SUPPLIED RECORDS ::
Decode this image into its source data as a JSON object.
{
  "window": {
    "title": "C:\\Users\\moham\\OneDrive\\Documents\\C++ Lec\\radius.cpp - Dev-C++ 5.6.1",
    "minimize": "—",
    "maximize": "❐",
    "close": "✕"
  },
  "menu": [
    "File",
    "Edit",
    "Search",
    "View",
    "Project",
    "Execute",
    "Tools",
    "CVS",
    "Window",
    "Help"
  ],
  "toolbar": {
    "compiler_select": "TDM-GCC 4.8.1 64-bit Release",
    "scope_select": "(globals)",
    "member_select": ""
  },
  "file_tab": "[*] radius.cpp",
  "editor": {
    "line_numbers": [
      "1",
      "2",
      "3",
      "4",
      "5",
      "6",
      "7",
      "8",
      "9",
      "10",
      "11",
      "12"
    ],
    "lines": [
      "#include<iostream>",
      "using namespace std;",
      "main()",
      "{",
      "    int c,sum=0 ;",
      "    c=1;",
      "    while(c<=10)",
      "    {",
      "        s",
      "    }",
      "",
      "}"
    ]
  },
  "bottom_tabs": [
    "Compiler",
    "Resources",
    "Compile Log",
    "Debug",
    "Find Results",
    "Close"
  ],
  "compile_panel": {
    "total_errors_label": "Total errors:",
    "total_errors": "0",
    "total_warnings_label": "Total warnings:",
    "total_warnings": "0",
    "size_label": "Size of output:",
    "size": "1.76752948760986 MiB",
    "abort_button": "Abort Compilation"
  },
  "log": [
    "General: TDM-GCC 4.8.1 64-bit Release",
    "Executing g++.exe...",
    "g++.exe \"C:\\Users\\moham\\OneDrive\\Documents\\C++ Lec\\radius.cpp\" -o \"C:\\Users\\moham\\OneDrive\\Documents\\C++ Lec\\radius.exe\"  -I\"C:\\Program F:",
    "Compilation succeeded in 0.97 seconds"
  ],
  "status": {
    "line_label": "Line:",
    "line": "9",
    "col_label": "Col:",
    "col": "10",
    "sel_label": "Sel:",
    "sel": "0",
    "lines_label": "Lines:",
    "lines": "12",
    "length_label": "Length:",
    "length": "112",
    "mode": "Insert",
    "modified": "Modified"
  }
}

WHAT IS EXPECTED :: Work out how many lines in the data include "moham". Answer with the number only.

EXPECTED ANSWER :: 2